[Interface dataset entries]
--- START ---

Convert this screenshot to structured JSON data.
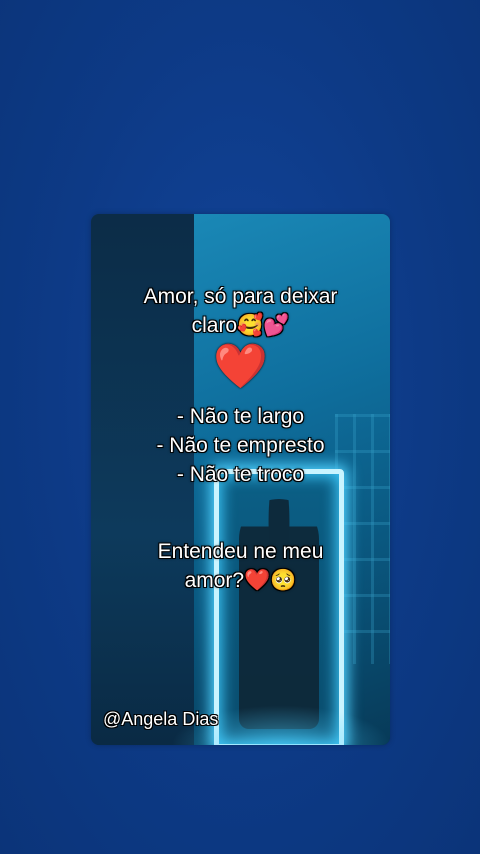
{
  "post": {
    "line1": "Amor, só para deixar",
    "line2": "claro🥰💕",
    "heart": "❤️",
    "list": [
      "- Não te largo",
      "- Não te empresto",
      "- Não te troco"
    ],
    "question_line1": "Entendeu ne meu",
    "question_line2": "amor?❤️🥺",
    "watermark": "@Angela Dias"
  },
  "colors": {
    "background": "#0d3a86",
    "heart": "#e51b2a",
    "neon": "#4fd2ff"
  }
}
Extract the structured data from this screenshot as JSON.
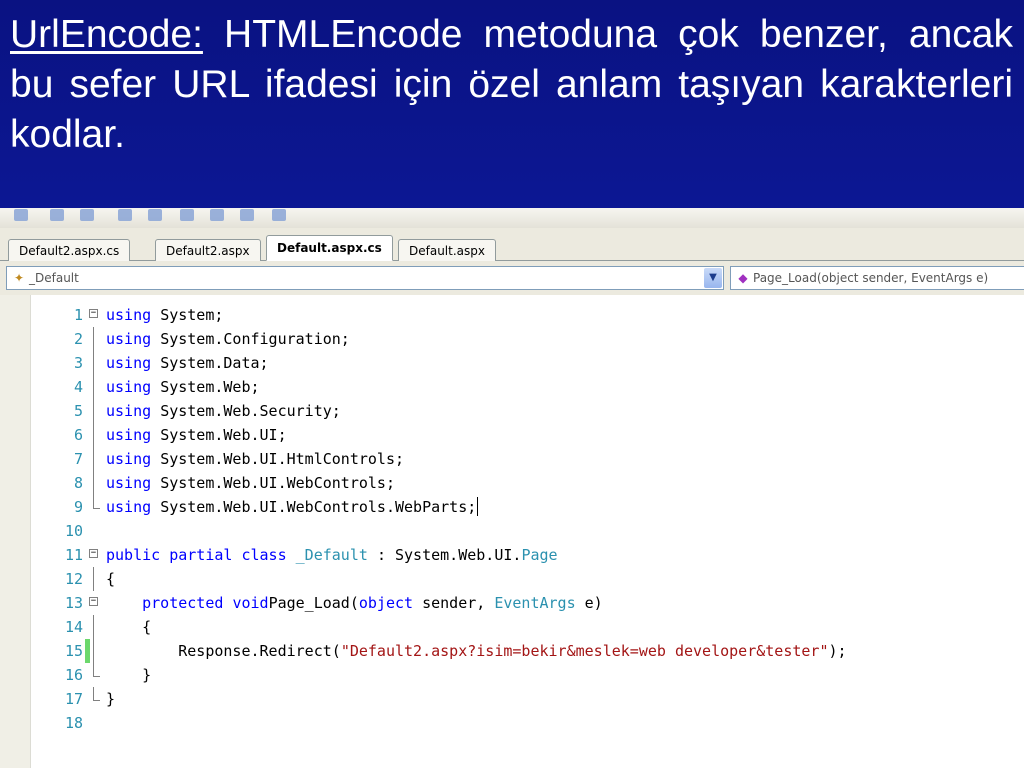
{
  "slide": {
    "term": "UrlEncode:",
    "description": "HTMLEncode metoduna çok benzer, ancak bu sefer URL ifadesi için özel anlam taşıyan karakterleri kodlar."
  },
  "tabs": [
    {
      "label": "Default2.aspx.cs",
      "active": false
    },
    {
      "label": "Default2.aspx",
      "active": false
    },
    {
      "label": "Default.aspx.cs",
      "active": true
    },
    {
      "label": "Default.aspx",
      "active": false
    }
  ],
  "navbar": {
    "class_combo": "_Default",
    "member_combo": "Page_Load(object sender, EventArgs e)"
  },
  "code_lines": [
    {
      "n": "1",
      "fold": "open",
      "tokens": [
        [
          "kw",
          "using"
        ],
        [
          "",
          "System;"
        ]
      ]
    },
    {
      "n": "2",
      "fold": "line",
      "tokens": [
        [
          "kw",
          "using"
        ],
        [
          "",
          "System.Configuration;"
        ]
      ]
    },
    {
      "n": "3",
      "fold": "line",
      "tokens": [
        [
          "kw",
          "using"
        ],
        [
          "",
          "System.Data;"
        ]
      ]
    },
    {
      "n": "4",
      "fold": "line",
      "tokens": [
        [
          "kw",
          "using"
        ],
        [
          "",
          "System.Web;"
        ]
      ]
    },
    {
      "n": "5",
      "fold": "line",
      "tokens": [
        [
          "kw",
          "using"
        ],
        [
          "",
          "System.Web.Security;"
        ]
      ]
    },
    {
      "n": "6",
      "fold": "line",
      "tokens": [
        [
          "kw",
          "using"
        ],
        [
          "",
          "System.Web.UI;"
        ]
      ]
    },
    {
      "n": "7",
      "fold": "line",
      "tokens": [
        [
          "kw",
          "using"
        ],
        [
          "",
          "System.Web.UI.HtmlControls;"
        ]
      ]
    },
    {
      "n": "8",
      "fold": "line",
      "tokens": [
        [
          "kw",
          "using"
        ],
        [
          "",
          "System.Web.UI.WebControls;"
        ]
      ]
    },
    {
      "n": "9",
      "fold": "end",
      "caret": true,
      "tokens": [
        [
          "kw",
          "using"
        ],
        [
          "",
          "System.Web.UI.WebControls.WebParts;"
        ]
      ]
    },
    {
      "n": "10",
      "fold": "none",
      "tokens": []
    },
    {
      "n": "11",
      "fold": "open",
      "tokens": [
        [
          "kw",
          "public"
        ],
        [
          "kw",
          "partial"
        ],
        [
          "kw",
          "class"
        ],
        [
          "ty",
          "_Default"
        ],
        [
          "",
          ":"
        ],
        [
          "",
          "System.Web.UI."
        ],
        [
          "ty",
          "Page",
          true
        ]
      ]
    },
    {
      "n": "12",
      "fold": "line",
      "tokens": [
        [
          "",
          "{"
        ]
      ]
    },
    {
      "n": "13",
      "fold": "open",
      "indent": "    ",
      "tokens": [
        [
          "kw",
          "protected"
        ],
        [
          "kw",
          "void"
        ],
        [
          "",
          "Page_Load(",
          true
        ],
        [
          "kw",
          "object",
          true
        ],
        [
          "",
          "sender,"
        ],
        [
          "ty",
          "EventArgs"
        ],
        [
          "",
          "e)"
        ]
      ]
    },
    {
      "n": "14",
      "fold": "line",
      "indent": "    ",
      "tokens": [
        [
          "",
          "{"
        ]
      ]
    },
    {
      "n": "15",
      "fold": "line",
      "changed": true,
      "indent": "        ",
      "tokens": [
        [
          "",
          "Response.Redirect("
        ],
        [
          "str",
          "\"Default2.aspx?isim=bekir&meslek=web developer&tester\"",
          true
        ],
        [
          "",
          ");",
          true
        ]
      ]
    },
    {
      "n": "16",
      "fold": "end",
      "indent": "    ",
      "tokens": [
        [
          "",
          "}"
        ]
      ]
    },
    {
      "n": "17",
      "fold": "end",
      "tokens": [
        [
          "",
          "}"
        ]
      ]
    },
    {
      "n": "18",
      "fold": "none",
      "tokens": []
    }
  ],
  "colors": {
    "background": "#0a1282",
    "keyword": "#0000ff",
    "type": "#2b91af",
    "string": "#a31515",
    "line_number": "#2b91af",
    "change_marker": "#6cd86c"
  }
}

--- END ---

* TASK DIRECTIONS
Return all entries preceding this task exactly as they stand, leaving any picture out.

* WRITTEN ANSWER
Convert this screenshot to structured JSON data.
{
  "post": {
    "line1": "Amor, só para deixar",
    "line2": "claro🥰💕",
    "heart": "❤️",
    "list": [
      "- Não te largo",
      "- Não te empresto",
      "- Não te troco"
    ],
    "question_line1": "Entendeu ne meu",
    "question_line2": "amor?❤️🥺",
    "watermark": "@Angela Dias"
  },
  "colors": {
    "background": "#0d3a86",
    "heart": "#e51b2a",
    "neon": "#4fd2ff"
  }
}
Extract the structured data from this screenshot as JSON.
{
  "slide": {
    "term": "UrlEncode:",
    "description": "HTMLEncode metoduna çok benzer, ancak bu sefer URL ifadesi için özel anlam taşıyan karakterleri kodlar."
  },
  "tabs": [
    {
      "label": "Default2.aspx.cs",
      "active": false
    },
    {
      "label": "Default2.aspx",
      "active": false
    },
    {
      "label": "Default.aspx.cs",
      "active": true
    },
    {
      "label": "Default.aspx",
      "active": false
    }
  ],
  "navbar": {
    "class_combo": "_Default",
    "member_combo": "Page_Load(object sender, EventArgs e)"
  },
  "code_lines": [
    {
      "n": "1",
      "fold": "open",
      "tokens": [
        [
          "kw",
          "using"
        ],
        [
          "",
          "System;"
        ]
      ]
    },
    {
      "n": "2",
      "fold": "line",
      "tokens": [
        [
          "kw",
          "using"
        ],
        [
          "",
          "System.Configuration;"
        ]
      ]
    },
    {
      "n": "3",
      "fold": "line",
      "tokens": [
        [
          "kw",
          "using"
        ],
        [
          "",
          "System.Data;"
        ]
      ]
    },
    {
      "n": "4",
      "fold": "line",
      "tokens": [
        [
          "kw",
          "using"
        ],
        [
          "",
          "System.Web;"
        ]
      ]
    },
    {
      "n": "5",
      "fold": "line",
      "tokens": [
        [
          "kw",
          "using"
        ],
        [
          "",
          "System.Web.Security;"
        ]
      ]
    },
    {
      "n": "6",
      "fold": "line",
      "tokens": [
        [
          "kw",
          "using"
        ],
        [
          "",
          "System.Web.UI;"
        ]
      ]
    },
    {
      "n": "7",
      "fold": "line",
      "tokens": [
        [
          "kw",
          "using"
        ],
        [
          "",
          "System.Web.UI.HtmlControls;"
        ]
      ]
    },
    {
      "n": "8",
      "fold": "line",
      "tokens": [
        [
          "kw",
          "using"
        ],
        [
          "",
          "System.Web.UI.WebControls;"
        ]
      ]
    },
    {
      "n": "9",
      "fold": "end",
      "caret": true,
      "tokens": [
        [
          "kw",
          "using"
        ],
        [
          "",
          "System.Web.UI.WebControls.WebParts;"
        ]
      ]
    },
    {
      "n": "10",
      "fold": "none",
      "tokens": []
    },
    {
      "n": "11",
      "fold": "open",
      "tokens": [
        [
          "kw",
          "public"
        ],
        [
          "kw",
          "partial"
        ],
        [
          "kw",
          "class"
        ],
        [
          "ty",
          "_Default"
        ],
        [
          "",
          ":"
        ],
        [
          "",
          "System.Web.UI."
        ],
        [
          "ty",
          "Page",
          true
        ]
      ]
    },
    {
      "n": "12",
      "fold": "line",
      "tokens": [
        [
          "",
          "{"
        ]
      ]
    },
    {
      "n": "13",
      "fold": "open",
      "indent": "    ",
      "tokens": [
        [
          "kw",
          "protected"
        ],
        [
          "kw",
          "void"
        ],
        [
          "",
          "Page_Load(",
          true
        ],
        [
          "kw",
          "object",
          true
        ],
        [
          "",
          "sender,"
        ],
        [
          "ty",
          "EventArgs"
        ],
        [
          "",
          "e)"
        ]
      ]
    },
    {
      "n": "14",
      "fold": "line",
      "indent": "    ",
      "tokens": [
        [
          "",
          "{"
        ]
      ]
    },
    {
      "n": "15",
      "fold": "line",
      "changed": true,
      "indent": "        ",
      "tokens": [
        [
          "",
          "Response.Redirect("
        ],
        [
          "str",
          "\"Default2.aspx?isim=bekir&meslek=web developer&tester\"",
          true
        ],
        [
          "",
          ");",
          true
        ]
      ]
    },
    {
      "n": "16",
      "fold": "end",
      "indent": "    ",
      "tokens": [
        [
          "",
          "}"
        ]
      ]
    },
    {
      "n": "17",
      "fold": "end",
      "tokens": [
        [
          "",
          "}"
        ]
      ]
    },
    {
      "n": "18",
      "fold": "none",
      "tokens": []
    }
  ],
  "colors": {
    "background": "#0a1282",
    "keyword": "#0000ff",
    "type": "#2b91af",
    "string": "#a31515",
    "line_number": "#2b91af",
    "change_marker": "#6cd86c"
  }
}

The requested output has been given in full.